That Mr. Wolf gets to be the one to tell this story is fitting. A perceptive, stylish writer, he established himself early as one of Wired ‘s top producers of revealing profiles. He also served as executive editor of HotWired, Wired ‘s pioneering Web site, though you’d hardly know how central a role he played, because his book is mostly told in a cool, worldly-wise third person.

Mr. Wolf’s talent for distilling unusual personalities serves him well. He’s especially effective at evoking Mr. Rossetto’s “strangely affecting combination of certainty and vulnerability,” and he expertly charts Mr. Rossetto’s transformation from “a clueless ex-hippie parading around New York with a pamphlet about ‘Hacking the Brain'” to the fanatical creator of a prototype for a “computer magazine with the feel of gun magazine,” to the vindicated editor in chief of a white-hot publication that promised to give insight into “social changes so profound their only parallel is probably the discovery of fire.”

Mr. Wolf does nearly as well with Ms. Metcalfe, an ebullient Kentuckian mistaken in Paris (where she met Mr. Rossetto) for an American railroad heiress, and with Kevin Kelly, the highly original and disarmingly dear founding editor of Wired , who once biked the United States convinced he’d die in six months. The trip impressed upon Mr. Kelly the dehumanizing effect of life without a future. Later, Mr. Wolf gives an affecting portrait of Carl Steadman, co-founder of the satiric e-zine Suck . Meeting Wired ‘s anti-careerists makes much of Mr. Wolf’s book a breeze, and left me feeling nostalgic.

It’s in the book’s second half, where he details Wired ‘s rapid expansion online, that Mr. Wolf disappoints, and Wired-A Romance slouches towards Wired-A Dénouement . True, he nails the philosophical debates over how to make HotWired profitable, and brilliantly reconstructs an exchange over company-wide e-mail typical of the emotional round-robin discussions– cum –flame wars that consumed so much energy in that office. He recounts the comic scramble, too, each time Wired ran low on funds. But he gives short shrift to what, besides an Internet search engine, Wired spent its millions on. As such, Mr. Wolf’s decision to background himself-which at first seems an act of admirable restraint-becomes disingenuous.

Consider one notable omission. In late ’96, Messrs. Rossetto, Kelly and Wolf got a look at Pointcast, technology that allowed a company to send data and images across a network to a connected desktop computer-continuously, like television. The Wired brain trust seized on Pointcast’s “push” technology (as opposed to the “pull” of online search and retrieval) as the next big thing, and touted it in a March 1997 cover story. Co-written by Mr. Wolf, the article notoriously began by telling readers to “kiss your browser goodbye.” At the same time, Mr. Wolf set to work putting Wired ‘s money where its mouth was, and committed tens of thousands of dollars to creating LiveWired, Wired ‘s short-lived push media service.

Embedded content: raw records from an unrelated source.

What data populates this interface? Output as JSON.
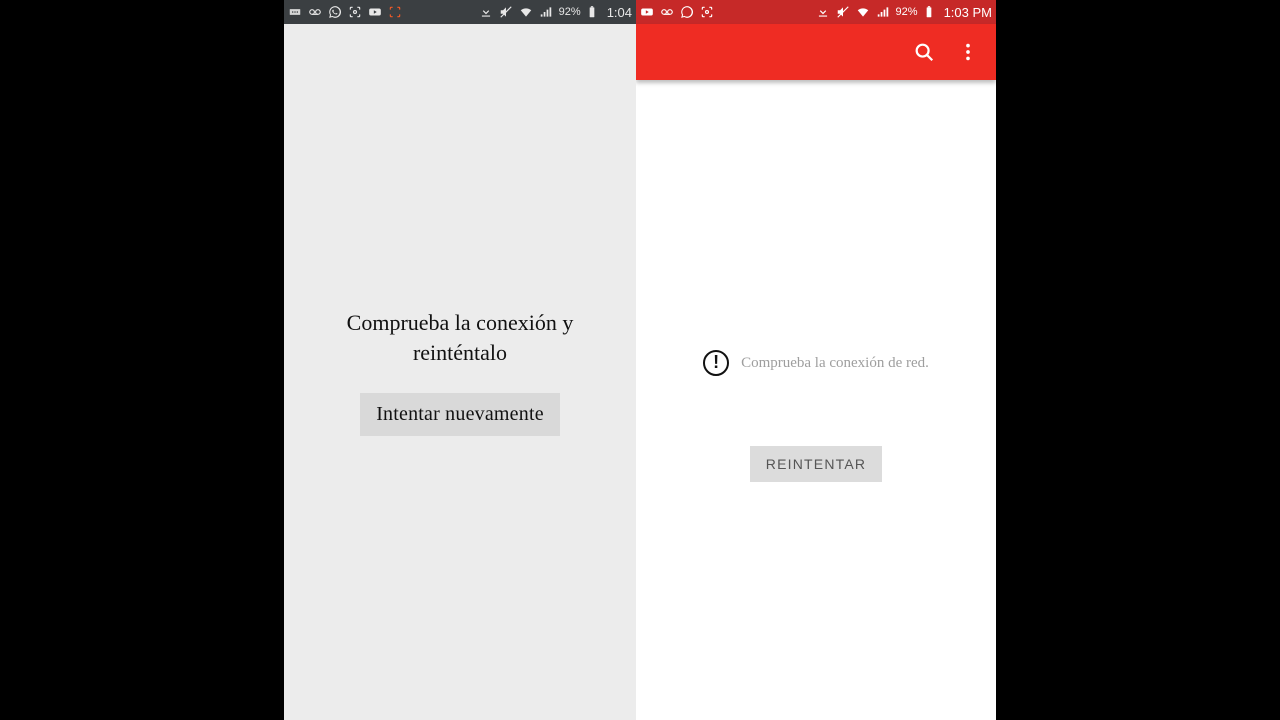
{
  "left": {
    "statusbar": {
      "battery_pct": "92%",
      "time": "1:04"
    },
    "error_message": "Comprueba la conexión y reinténtalo",
    "retry_label": "Intentar nuevamente"
  },
  "right": {
    "statusbar": {
      "battery_pct": "92%",
      "time": "1:03 PM"
    },
    "error_message": "Comprueba la conexión de red.",
    "retry_label": "REINTENTAR"
  }
}
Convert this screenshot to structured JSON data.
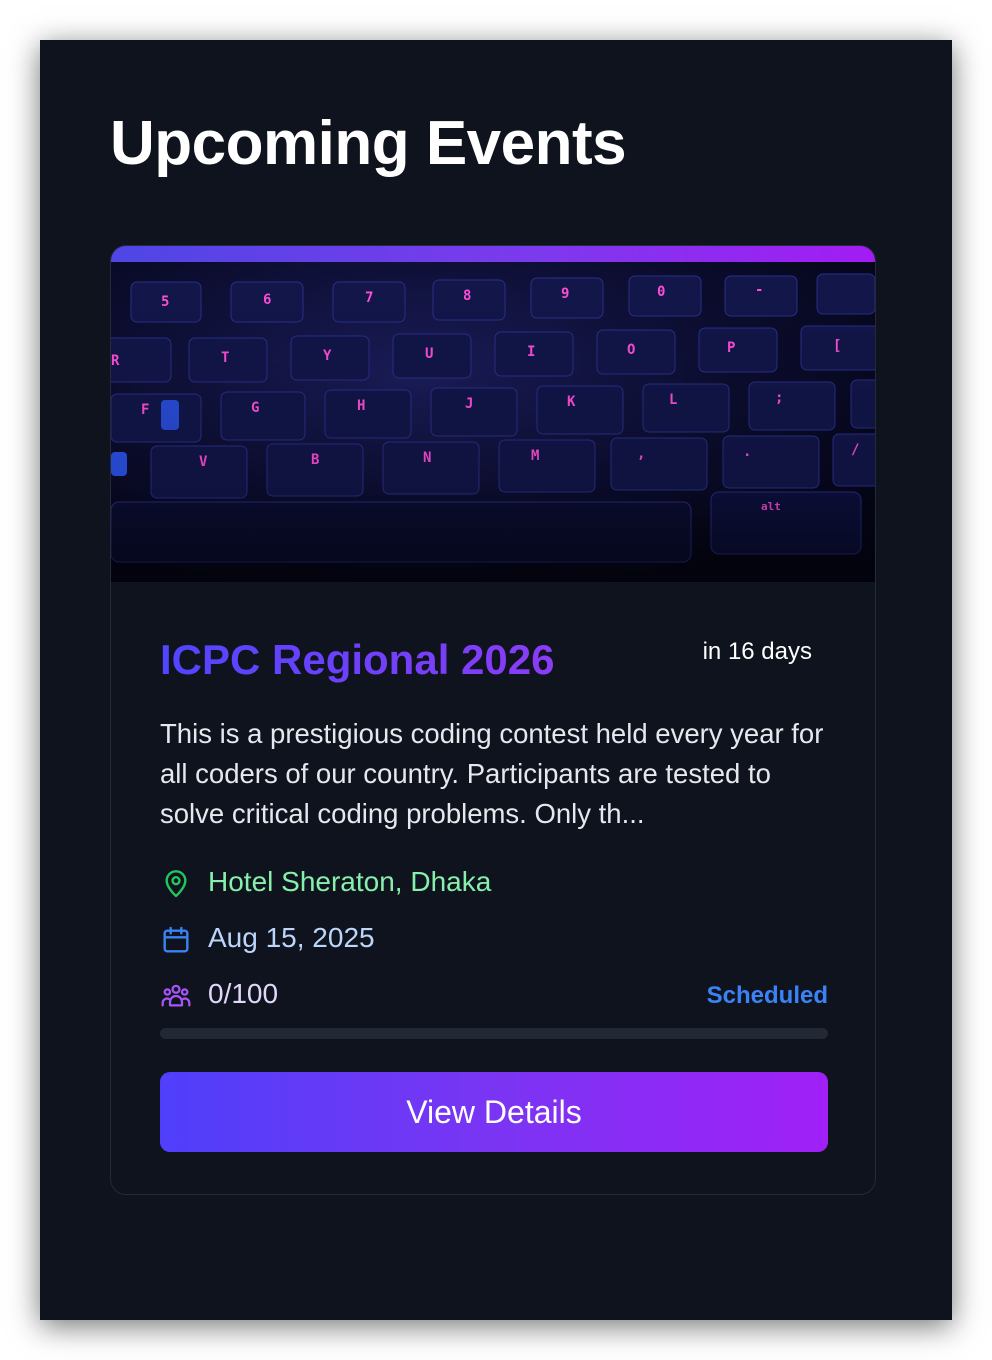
{
  "page": {
    "heading": "Upcoming Events"
  },
  "event": {
    "image_alt": "keyboard-photo",
    "title": "ICPC Regional 2026",
    "countdown": "in 16 days",
    "description": "This is a prestigious coding contest held every year for all coders of our country. Participants are tested to solve critical coding problems. Only th...",
    "location": "Hotel Sheraton, Dhaka",
    "date": "Aug 15, 2025",
    "capacity": "0/100",
    "registered_fraction": 0,
    "status": "Scheduled",
    "cta_label": "View Details"
  },
  "icons": {
    "location": "map-pin-icon",
    "date": "calendar-icon",
    "capacity": "users-icon"
  },
  "colors": {
    "accent_start": "#4f46e5",
    "accent_end": "#a21cf3",
    "location_text": "#86efac",
    "date_text": "#bcd6fb",
    "status": "#3b82f6",
    "background": "#0f131d"
  }
}
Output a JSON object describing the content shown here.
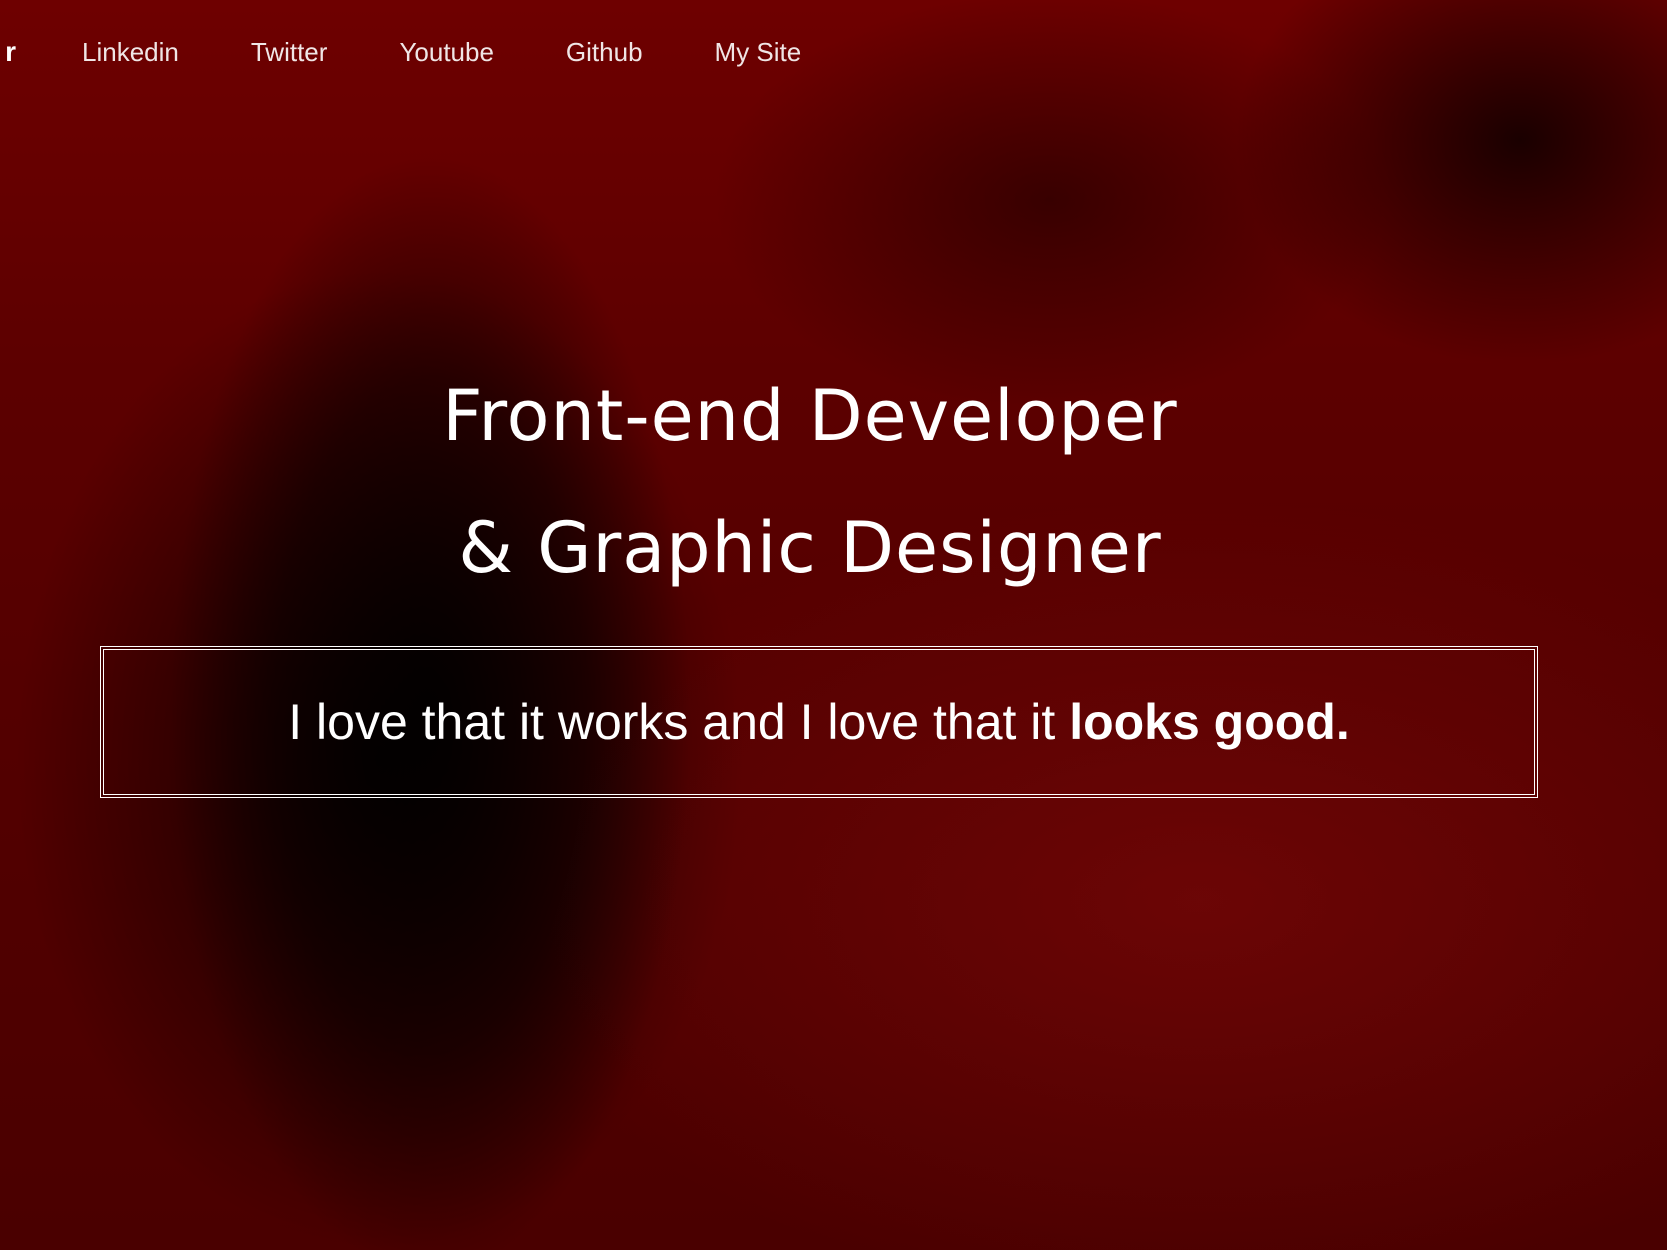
{
  "nav": {
    "brand_fragment": "r",
    "links": [
      {
        "label": "Linkedin"
      },
      {
        "label": "Twitter"
      },
      {
        "label": "Youtube"
      },
      {
        "label": "Github"
      },
      {
        "label": "My Site"
      }
    ]
  },
  "hero": {
    "headline_line1": "Front-end Developer",
    "headline_line2": "& Graphic Designer",
    "tagline_regular": "I love that it works and I love that it ",
    "tagline_bold": "looks good."
  },
  "colors": {
    "background_tint": "#6e0000",
    "text": "#ffffff"
  }
}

The point of recalling this is not a gotcha! on Wired or Mr. Wolf’s false prophecy. Even then, there were heads at Wired who dissed push media. Pointcast, they sniped, amounted to a souped-up screensaver, and what was the point of a mass medium that only turns itself on when you’re not watching?

By not sharing more of his own commitment to such experimental media, Mr. Wolf misses the chance to convey fully Wired ‘s absolute mania for breaking new ground-the core aspiration of the mid-90’s San Francisco-and the instant ego gratification that came with it. This heady, history-in-the-making excitement was not the private reserve of Wired ‘s founders, or of individuals like Mr. Wolf who actively cultivated it.

Soon after the sale to Condé Nast, the magazine staff met their new bosses, including Mr. Newhouse, in the Wired kitchen. Someone-and it may have been Mr. Newhouse-made a crack about the push media cover story. Immediately, Mr. Wolf and Mr. Kelly, who were seated near one another, copped to it and, unrepentant, gave each other a high-five. It’s that candor and insouciance, that spirit of “Hey, it wasn’t pretty, but what a fuckin’ ride,” that Wired-A Romance sadly lacks.

Brad Wieners, a former Wired senior editor, lives in New York. A White-Hot Media Company’s Mania for Breaking New Ground